## Unit 2: Activity 1: Definitions, Video and Reflection: K–8 Mathematics Domains

Unit 2 Activity 1 is titled, “Definitions, Video and
Reflection: K–8 Mathematics Domains” and will take
approximately 30 minutes to complete.

The purpose of this activity is for the participant to define
and explain how domains are organized in relation to standards
and clusters, and to build on the understanding of how domains
are related to Learning Progressions.

To understand how domains are organized in relation to the standards and clusters, first review the definitions of each and view how they are placed in association with one another on the graphic below.

Below are the categorical areas of the CCSS for Mathematics.

• Standards define what students should understand and be able to do.
• Clusters are groups of related standards (note that standards from different clusters may be closely related because mathematics is a connected subject).
• Domains are larger groups of related standards.
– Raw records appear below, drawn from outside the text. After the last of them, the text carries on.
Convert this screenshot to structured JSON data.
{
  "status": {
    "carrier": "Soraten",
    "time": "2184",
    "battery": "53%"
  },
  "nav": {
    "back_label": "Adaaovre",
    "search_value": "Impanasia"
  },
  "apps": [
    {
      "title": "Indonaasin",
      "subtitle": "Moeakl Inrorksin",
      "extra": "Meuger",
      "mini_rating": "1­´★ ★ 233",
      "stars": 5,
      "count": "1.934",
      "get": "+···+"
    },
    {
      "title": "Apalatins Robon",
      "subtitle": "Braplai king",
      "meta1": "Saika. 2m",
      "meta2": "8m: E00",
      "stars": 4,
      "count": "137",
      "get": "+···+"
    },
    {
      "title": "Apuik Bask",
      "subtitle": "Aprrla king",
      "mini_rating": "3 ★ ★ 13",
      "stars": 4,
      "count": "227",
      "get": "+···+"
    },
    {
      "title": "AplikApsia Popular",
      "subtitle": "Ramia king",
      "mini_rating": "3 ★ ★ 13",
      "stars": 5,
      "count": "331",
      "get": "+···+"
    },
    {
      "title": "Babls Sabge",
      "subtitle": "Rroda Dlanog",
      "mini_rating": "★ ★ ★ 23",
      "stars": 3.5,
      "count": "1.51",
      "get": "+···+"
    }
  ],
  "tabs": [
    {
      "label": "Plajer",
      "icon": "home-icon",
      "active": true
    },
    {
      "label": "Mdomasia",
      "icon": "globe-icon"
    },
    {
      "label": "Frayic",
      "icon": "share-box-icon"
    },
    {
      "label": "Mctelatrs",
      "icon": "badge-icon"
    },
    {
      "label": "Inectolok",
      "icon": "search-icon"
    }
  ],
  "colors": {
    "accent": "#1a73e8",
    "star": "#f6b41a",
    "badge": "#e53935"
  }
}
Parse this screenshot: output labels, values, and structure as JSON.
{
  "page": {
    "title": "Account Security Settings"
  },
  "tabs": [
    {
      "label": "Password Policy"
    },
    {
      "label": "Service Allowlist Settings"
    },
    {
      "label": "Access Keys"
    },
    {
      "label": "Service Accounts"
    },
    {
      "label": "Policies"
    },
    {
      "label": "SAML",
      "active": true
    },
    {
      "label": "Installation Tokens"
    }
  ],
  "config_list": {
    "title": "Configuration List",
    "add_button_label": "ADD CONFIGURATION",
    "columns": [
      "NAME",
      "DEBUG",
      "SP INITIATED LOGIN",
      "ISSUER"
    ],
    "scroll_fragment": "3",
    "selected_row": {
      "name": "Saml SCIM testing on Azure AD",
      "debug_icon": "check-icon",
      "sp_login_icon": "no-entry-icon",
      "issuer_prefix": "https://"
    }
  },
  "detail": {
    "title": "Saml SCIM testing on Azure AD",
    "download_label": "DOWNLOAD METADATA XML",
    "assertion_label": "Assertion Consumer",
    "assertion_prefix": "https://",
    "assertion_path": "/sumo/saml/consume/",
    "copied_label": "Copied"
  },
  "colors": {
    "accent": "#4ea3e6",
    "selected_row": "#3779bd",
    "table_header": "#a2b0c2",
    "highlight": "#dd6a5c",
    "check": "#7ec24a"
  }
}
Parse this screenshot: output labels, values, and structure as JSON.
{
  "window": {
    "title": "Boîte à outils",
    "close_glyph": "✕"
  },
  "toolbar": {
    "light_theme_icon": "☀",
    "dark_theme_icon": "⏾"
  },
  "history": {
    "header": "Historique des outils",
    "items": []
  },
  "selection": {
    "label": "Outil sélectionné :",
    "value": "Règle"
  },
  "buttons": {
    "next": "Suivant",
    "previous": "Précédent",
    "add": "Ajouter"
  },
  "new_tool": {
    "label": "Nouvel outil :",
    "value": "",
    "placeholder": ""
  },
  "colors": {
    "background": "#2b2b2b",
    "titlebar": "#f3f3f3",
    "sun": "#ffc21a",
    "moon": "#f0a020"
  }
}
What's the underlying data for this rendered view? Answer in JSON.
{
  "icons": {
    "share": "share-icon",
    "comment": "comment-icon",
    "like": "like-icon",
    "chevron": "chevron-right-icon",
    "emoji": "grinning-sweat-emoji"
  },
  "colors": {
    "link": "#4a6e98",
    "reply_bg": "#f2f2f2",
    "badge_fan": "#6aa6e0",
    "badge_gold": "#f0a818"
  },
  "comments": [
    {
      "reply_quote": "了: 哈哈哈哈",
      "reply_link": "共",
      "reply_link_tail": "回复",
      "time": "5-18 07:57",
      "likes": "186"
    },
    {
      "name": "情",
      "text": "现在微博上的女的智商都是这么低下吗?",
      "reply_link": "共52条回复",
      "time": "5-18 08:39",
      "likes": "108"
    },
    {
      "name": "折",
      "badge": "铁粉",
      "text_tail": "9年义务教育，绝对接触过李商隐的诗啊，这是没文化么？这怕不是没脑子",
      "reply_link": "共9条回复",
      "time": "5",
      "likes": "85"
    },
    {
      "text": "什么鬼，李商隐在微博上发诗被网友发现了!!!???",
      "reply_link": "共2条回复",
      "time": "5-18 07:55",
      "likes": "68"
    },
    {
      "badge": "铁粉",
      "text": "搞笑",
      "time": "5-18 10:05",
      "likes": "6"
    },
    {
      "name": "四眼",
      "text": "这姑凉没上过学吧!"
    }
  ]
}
Standards from different domains may sometimes be closely related.

The graphic below indicates the location of a domain, a standard, and a cluster.

Read the following excerpt from page 5 of the Common Core State Standards for Mathematics

These Standards do not dictate curriculum or teaching methods. For example, just because topic A appears before topic B in the standards for a given grade, it does not necessarily mean that topic A must be taught before topic B. A teacher might prefer to teach topic B before topic A, or might choose to highlight connections by teaching topic A and topic B at the same time. Or, a teacher might prefer to teach a topic of his or her own choosing that leads, as a byproduct, to students reaching the standards for topics A and B.

What students can learn at any particular grade level depends upon what they have learned before. Ideally then, each standard in this document might have been phrased in the form, “Students who already know ... should next come to learn ....” But at present this approach is unrealistic—not least because existing education research cannot specify all such learning pathways. Of necessity therefore, grade placements for specific topics have been made on the basis of state and international comparisons and the collective experience and collective professional judgment of educators, researchers and mathematicians. One promise of common state standards is that over time they will allow research on learning progressions to inform and improve the design of standards to a much greater extent than is possible today. Learning opportunities will continue to vary across schools and school systems, and educators should make every effort to meet the needs of individual students based on their current understanding.

These Standards are not intended to be new names for old ways of doing business. They are a call to take the next step. It is time for states to work together to build on lessons learned from two decades of standards based reforms. It is time to recognize that standards are not just promises to our children, but promises we intend to keep.”

— Common Core State Standards Initiative http://www.corestandards.org/